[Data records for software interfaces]
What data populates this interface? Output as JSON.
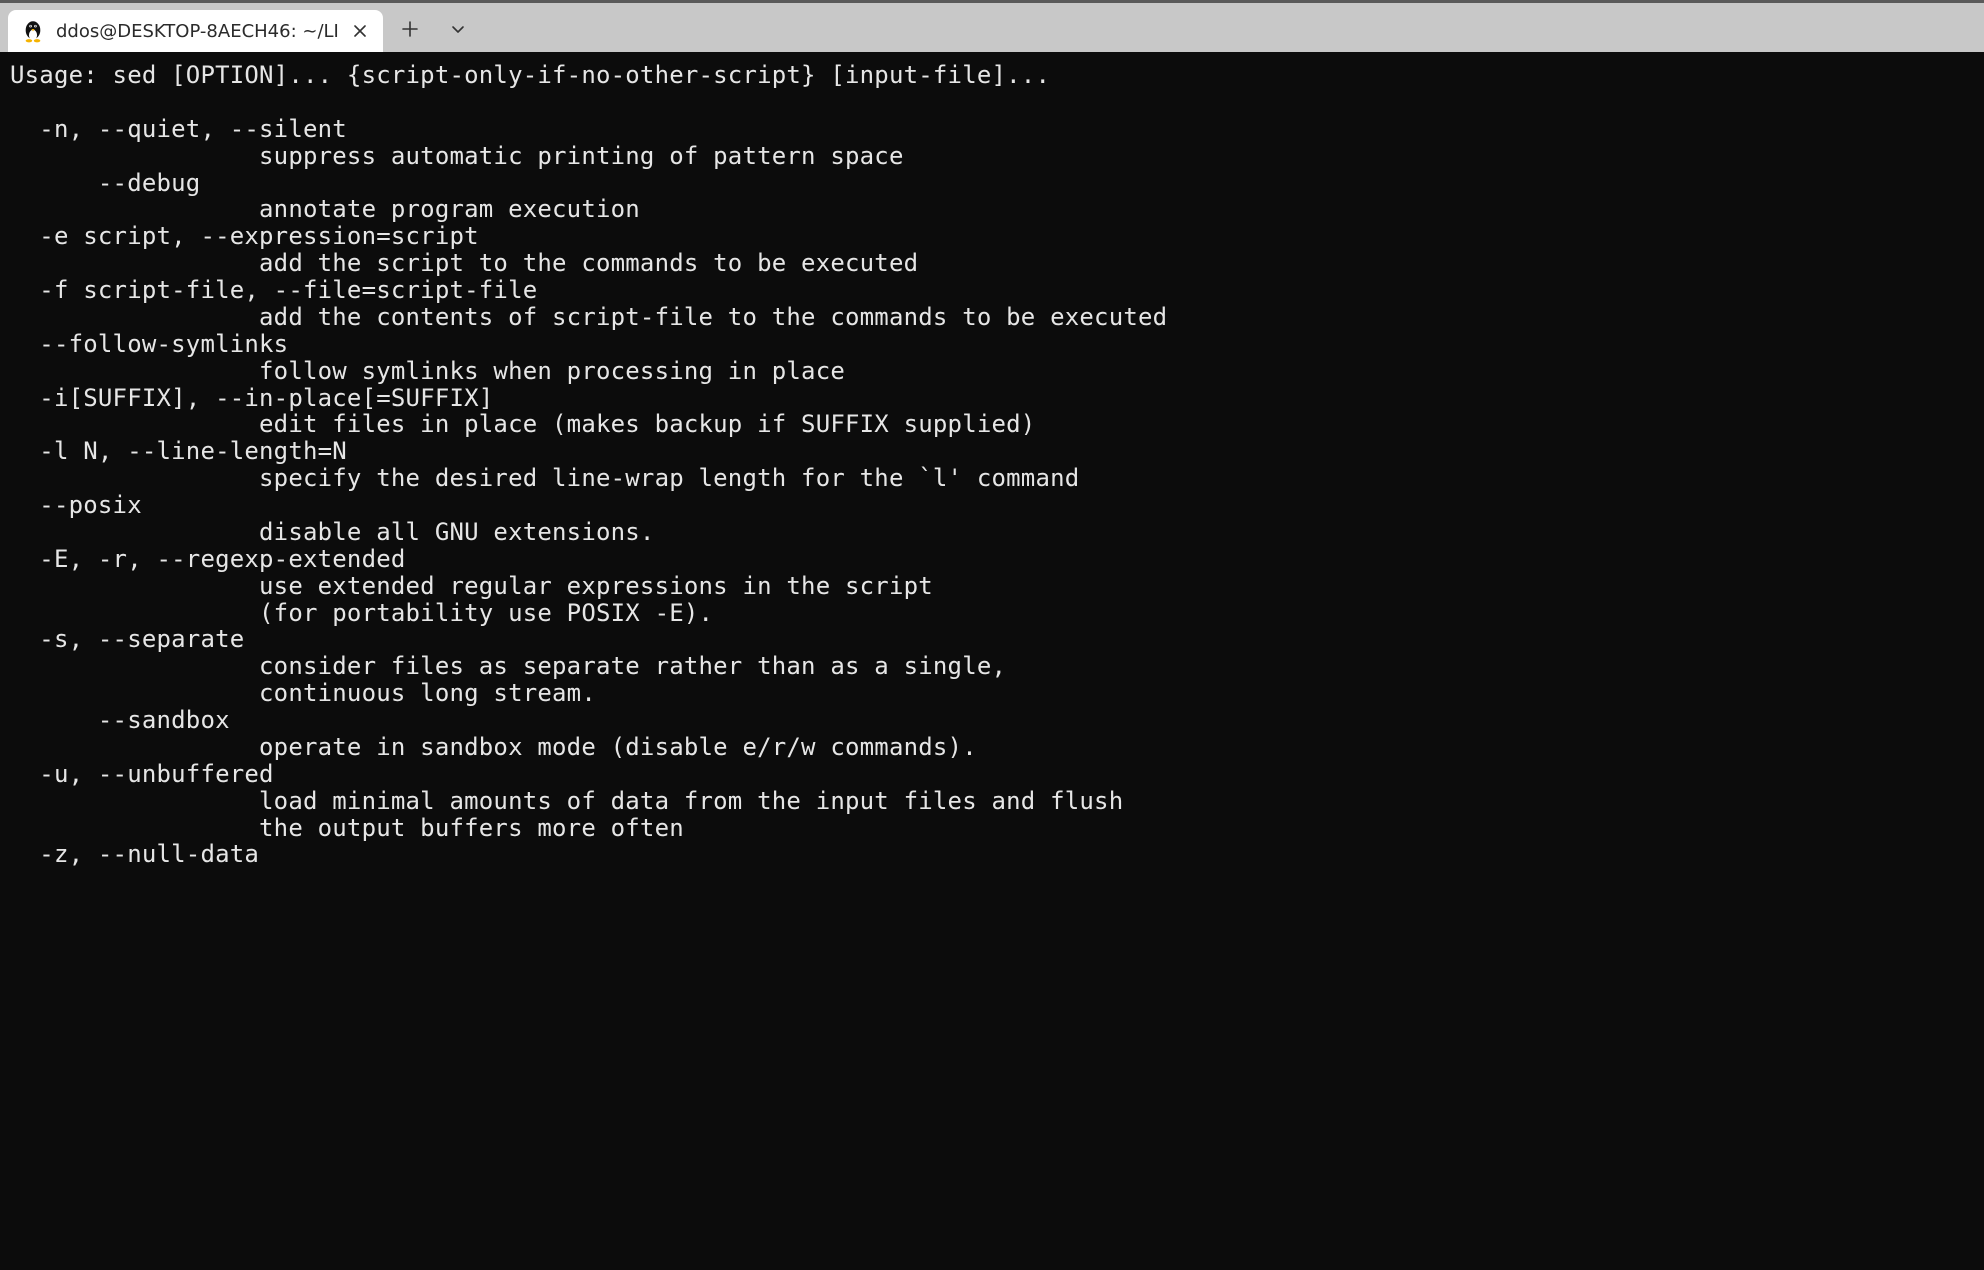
{
  "tabbar": {
    "active_tab_title": "ddos@DESKTOP-8AECH46: ~/LI",
    "icons": {
      "tux": "tux-icon",
      "close": "close-icon",
      "new_tab": "plus-icon",
      "tab_dropdown": "chevron-down-icon"
    }
  },
  "terminal": {
    "content": "Usage: sed [OPTION]... {script-only-if-no-other-script} [input-file]...\n\n  -n, --quiet, --silent\n                 suppress automatic printing of pattern space\n      --debug\n                 annotate program execution\n  -e script, --expression=script\n                 add the script to the commands to be executed\n  -f script-file, --file=script-file\n                 add the contents of script-file to the commands to be executed\n  --follow-symlinks\n                 follow symlinks when processing in place\n  -i[SUFFIX], --in-place[=SUFFIX]\n                 edit files in place (makes backup if SUFFIX supplied)\n  -l N, --line-length=N\n                 specify the desired line-wrap length for the `l' command\n  --posix\n                 disable all GNU extensions.\n  -E, -r, --regexp-extended\n                 use extended regular expressions in the script\n                 (for portability use POSIX -E).\n  -s, --separate\n                 consider files as separate rather than as a single,\n                 continuous long stream.\n      --sandbox\n                 operate in sandbox mode (disable e/r/w commands).\n  -u, --unbuffered\n                 load minimal amounts of data from the input files and flush\n                 the output buffers more often\n  -z, --null-data"
  }
}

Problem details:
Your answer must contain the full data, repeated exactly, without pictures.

Result of the exercise:
What data populates this interface? Output as JSON.
{
  "tabbar": {
    "active_tab_title": "ddos@DESKTOP-8AECH46: ~/LI",
    "icons": {
      "tux": "tux-icon",
      "close": "close-icon",
      "new_tab": "plus-icon",
      "tab_dropdown": "chevron-down-icon"
    }
  },
  "terminal": {
    "content": "Usage: sed [OPTION]... {script-only-if-no-other-script} [input-file]...\n\n  -n, --quiet, --silent\n                 suppress automatic printing of pattern space\n      --debug\n                 annotate program execution\n  -e script, --expression=script\n                 add the script to the commands to be executed\n  -f script-file, --file=script-file\n                 add the contents of script-file to the commands to be executed\n  --follow-symlinks\n                 follow symlinks when processing in place\n  -i[SUFFIX], --in-place[=SUFFIX]\n                 edit files in place (makes backup if SUFFIX supplied)\n  -l N, --line-length=N\n                 specify the desired line-wrap length for the `l' command\n  --posix\n                 disable all GNU extensions.\n  -E, -r, --regexp-extended\n                 use extended regular expressions in the script\n                 (for portability use POSIX -E).\n  -s, --separate\n                 consider files as separate rather than as a single,\n                 continuous long stream.\n      --sandbox\n                 operate in sandbox mode (disable e/r/w commands).\n  -u, --unbuffered\n                 load minimal amounts of data from the input files and flush\n                 the output buffers more often\n  -z, --null-data"
  }
}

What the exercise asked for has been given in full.